Information provided:
------------------------------------
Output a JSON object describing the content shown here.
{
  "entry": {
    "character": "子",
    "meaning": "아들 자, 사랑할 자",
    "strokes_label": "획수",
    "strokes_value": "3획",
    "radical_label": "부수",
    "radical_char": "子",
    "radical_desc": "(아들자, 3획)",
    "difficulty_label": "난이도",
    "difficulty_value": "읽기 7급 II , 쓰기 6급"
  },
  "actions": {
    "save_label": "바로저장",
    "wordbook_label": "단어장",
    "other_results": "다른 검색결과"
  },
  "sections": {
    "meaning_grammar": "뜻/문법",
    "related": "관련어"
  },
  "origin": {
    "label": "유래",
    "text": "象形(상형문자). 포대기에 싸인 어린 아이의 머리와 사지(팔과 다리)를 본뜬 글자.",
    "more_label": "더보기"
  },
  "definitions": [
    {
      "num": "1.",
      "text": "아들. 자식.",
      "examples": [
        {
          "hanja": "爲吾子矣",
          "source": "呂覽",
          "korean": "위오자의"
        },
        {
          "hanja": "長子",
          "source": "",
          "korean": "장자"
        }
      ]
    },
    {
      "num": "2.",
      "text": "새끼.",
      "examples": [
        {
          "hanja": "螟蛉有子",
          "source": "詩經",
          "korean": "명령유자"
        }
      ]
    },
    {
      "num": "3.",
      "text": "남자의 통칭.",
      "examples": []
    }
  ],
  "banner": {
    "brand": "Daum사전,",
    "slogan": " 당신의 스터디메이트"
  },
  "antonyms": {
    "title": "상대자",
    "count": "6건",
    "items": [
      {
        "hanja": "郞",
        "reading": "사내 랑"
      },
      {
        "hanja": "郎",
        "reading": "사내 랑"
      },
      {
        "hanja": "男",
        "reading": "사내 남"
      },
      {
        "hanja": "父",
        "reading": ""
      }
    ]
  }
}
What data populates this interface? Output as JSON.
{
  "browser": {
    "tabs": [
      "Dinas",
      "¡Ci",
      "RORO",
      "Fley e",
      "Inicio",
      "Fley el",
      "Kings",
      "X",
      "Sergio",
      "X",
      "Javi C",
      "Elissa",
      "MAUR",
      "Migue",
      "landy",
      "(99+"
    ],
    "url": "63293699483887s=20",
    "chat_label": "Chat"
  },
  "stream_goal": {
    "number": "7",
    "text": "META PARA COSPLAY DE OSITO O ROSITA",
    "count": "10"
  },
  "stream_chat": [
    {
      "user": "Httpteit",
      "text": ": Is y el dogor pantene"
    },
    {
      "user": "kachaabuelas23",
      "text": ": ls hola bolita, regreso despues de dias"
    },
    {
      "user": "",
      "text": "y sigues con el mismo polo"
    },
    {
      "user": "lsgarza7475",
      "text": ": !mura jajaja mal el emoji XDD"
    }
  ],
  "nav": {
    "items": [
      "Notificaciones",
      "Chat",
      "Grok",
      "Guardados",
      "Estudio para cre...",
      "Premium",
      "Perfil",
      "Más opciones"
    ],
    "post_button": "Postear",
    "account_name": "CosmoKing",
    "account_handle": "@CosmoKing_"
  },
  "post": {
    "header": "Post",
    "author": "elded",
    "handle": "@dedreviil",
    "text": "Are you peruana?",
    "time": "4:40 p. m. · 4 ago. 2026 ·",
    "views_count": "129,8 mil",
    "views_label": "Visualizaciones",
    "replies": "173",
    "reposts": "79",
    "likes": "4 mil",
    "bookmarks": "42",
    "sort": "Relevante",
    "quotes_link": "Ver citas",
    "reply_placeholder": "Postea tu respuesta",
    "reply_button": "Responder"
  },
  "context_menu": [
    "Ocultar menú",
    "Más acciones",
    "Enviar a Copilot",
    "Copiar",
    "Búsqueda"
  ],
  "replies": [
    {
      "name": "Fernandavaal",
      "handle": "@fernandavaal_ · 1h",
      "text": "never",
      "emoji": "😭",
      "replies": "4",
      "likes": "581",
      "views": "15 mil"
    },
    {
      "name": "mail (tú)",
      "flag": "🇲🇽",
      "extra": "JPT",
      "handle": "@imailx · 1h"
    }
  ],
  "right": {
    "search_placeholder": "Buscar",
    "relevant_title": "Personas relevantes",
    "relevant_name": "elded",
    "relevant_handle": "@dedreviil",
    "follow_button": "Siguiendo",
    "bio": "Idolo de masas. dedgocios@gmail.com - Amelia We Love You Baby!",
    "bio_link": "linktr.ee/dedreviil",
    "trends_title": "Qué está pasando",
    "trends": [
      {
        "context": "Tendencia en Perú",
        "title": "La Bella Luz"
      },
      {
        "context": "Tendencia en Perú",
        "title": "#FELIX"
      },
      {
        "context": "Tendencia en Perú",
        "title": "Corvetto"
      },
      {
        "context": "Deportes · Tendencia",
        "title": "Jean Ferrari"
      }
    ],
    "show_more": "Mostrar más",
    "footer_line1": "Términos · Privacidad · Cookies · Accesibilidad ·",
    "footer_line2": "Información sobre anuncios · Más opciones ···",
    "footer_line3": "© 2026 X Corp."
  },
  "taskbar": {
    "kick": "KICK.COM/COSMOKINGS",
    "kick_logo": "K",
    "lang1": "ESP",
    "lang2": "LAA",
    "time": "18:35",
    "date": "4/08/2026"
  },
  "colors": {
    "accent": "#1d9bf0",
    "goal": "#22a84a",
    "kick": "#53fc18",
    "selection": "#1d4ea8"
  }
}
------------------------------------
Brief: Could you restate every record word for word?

Answer box:
Output a JSON object describing the content shown here.
{
  "entry": {
    "character": "子",
    "meaning": "아들 자, 사랑할 자",
    "strokes_label": "획수",
    "strokes_value": "3획",
    "radical_label": "부수",
    "radical_char": "子",
    "radical_desc": "(아들자, 3획)",
    "difficulty_label": "난이도",
    "difficulty_value": "읽기 7급 II , 쓰기 6급"
  },
  "actions": {
    "save_label": "바로저장",
    "wordbook_label": "단어장",
    "other_results": "다른 검색결과"
  },
  "sections": {
    "meaning_grammar": "뜻/문법",
    "related": "관련어"
  },
  "origin": {
    "label": "유래",
    "text": "象形(상형문자). 포대기에 싸인 어린 아이의 머리와 사지(팔과 다리)를 본뜬 글자.",
    "more_label": "더보기"
  },
  "definitions": [
    {
      "num": "1.",
      "text": "아들. 자식.",
      "examples": [
        {
          "hanja": "爲吾子矣",
          "source": "呂覽",
          "korean": "위오자의"
        },
        {
          "hanja": "長子",
          "source": "",
          "korean": "장자"
        }
      ]
    },
    {
      "num": "2.",
      "text": "새끼.",
      "examples": [
        {
          "hanja": "螟蛉有子",
          "source": "詩經",
          "korean": "명령유자"
        }
      ]
    },
    {
      "num": "3.",
      "text": "남자의 통칭.",
      "examples": []
    }
  ],
  "banner": {
    "brand": "Daum사전,",
    "slogan": " 당신의 스터디메이트"
  },
  "antonyms": {
    "title": "상대자",
    "count": "6건",
    "items": [
      {
        "hanja": "郞",
        "reading": "사내 랑"
      },
      {
        "hanja": "郎",
        "reading": "사내 랑"
      },
      {
        "hanja": "男",
        "reading": "사내 남"
      },
      {
        "hanja": "父",
        "reading": ""
      }
    ]
  }
}
What data populates this interface? Output as JSON.
{
  "browser": {
    "tabs": [
      "Dinas",
      "¡Ci",
      "RORO",
      "Fley e",
      "Inicio",
      "Fley el",
      "Kings",
      "X",
      "Sergio",
      "X",
      "Javi C",
      "Elissa",
      "MAUR",
      "Migue",
      "landy",
      "(99+"
    ],
    "url": "63293699483887s=20",
    "chat_label": "Chat"
  },
  "stream_goal": {
    "number": "7",
    "text": "META PARA COSPLAY DE OSITO O ROSITA",
    "count": "10"
  },
  "stream_chat": [
    {
      "user": "Httpteit",
      "text": ": Is y el dogor pantene"
    },
    {
      "user": "kachaabuelas23",
      "text": ": ls hola bolita, regreso despues de dias"
    },
    {
      "user": "",
      "text": "y sigues con el mismo polo"
    },
    {
      "user": "lsgarza7475",
      "text": ": !mura jajaja mal el emoji XDD"
    }
  ],
  "nav": {
    "items": [
      "Notificaciones",
      "Chat",
      "Grok",
      "Guardados",
      "Estudio para cre...",
      "Premium",
      "Perfil",
      "Más opciones"
    ],
    "post_button": "Postear",
    "account_name": "CosmoKing",
    "account_handle": "@CosmoKing_"
  },
  "post": {
    "header": "Post",
    "author": "elded",
    "handle": "@dedreviil",
    "text": "Are you peruana?",
    "time": "4:40 p. m. · 4 ago. 2026 ·",
    "views_count": "129,8 mil",
    "views_label": "Visualizaciones",
    "replies": "173",
    "reposts": "79",
    "likes": "4 mil",
    "bookmarks": "42",
    "sort": "Relevante",
    "quotes_link": "Ver citas",
    "reply_placeholder": "Postea tu respuesta",
    "reply_button": "Responder"
  },
  "context_menu": [
    "Ocultar menú",
    "Más acciones",
    "Enviar a Copilot",
    "Copiar",
    "Búsqueda"
  ],
  "replies": [
    {
      "name": "Fernandavaal",
      "handle": "@fernandavaal_ · 1h",
      "text": "never",
      "emoji": "😭",
      "replies": "4",
      "likes": "581",
      "views": "15 mil"
    },
    {
      "name": "mail (tú)",
      "flag": "🇲🇽",
      "extra": "JPT",
      "handle": "@imailx · 1h"
    }
  ],
  "right": {
    "search_placeholder": "Buscar",
    "relevant_title": "Personas relevantes",
    "relevant_name": "elded",
    "relevant_handle": "@dedreviil",
    "follow_button": "Siguiendo",
    "bio": "Idolo de masas. dedgocios@gmail.com - Amelia We Love You Baby!",
    "bio_link": "linktr.ee/dedreviil",
    "trends_title": "Qué está pasando",
    "trends": [
      {
        "context": "Tendencia en Perú",
        "title": "La Bella Luz"
      },
      {
        "context": "Tendencia en Perú",
        "title": "#FELIX"
      },
      {
        "context": "Tendencia en Perú",
        "title": "Corvetto"
      },
      {
        "context": "Deportes · Tendencia",
        "title": "Jean Ferrari"
      }
    ],
    "show_more": "Mostrar más",
    "footer_line1": "Términos · Privacidad · Cookies · Accesibilidad ·",
    "footer_line2": "Información sobre anuncios · Más opciones ···",
    "footer_line3": "© 2026 X Corp."
  },
  "taskbar": {
    "kick": "KICK.COM/COSMOKINGS",
    "kick_logo": "K",
    "lang1": "ESP",
    "lang2": "LAA",
    "time": "18:35",
    "date": "4/08/2026"
  },
  "colors": {
    "accent": "#1d9bf0",
    "goal": "#22a84a",
    "kick": "#53fc18",
    "selection": "#1d4ea8"
  }
}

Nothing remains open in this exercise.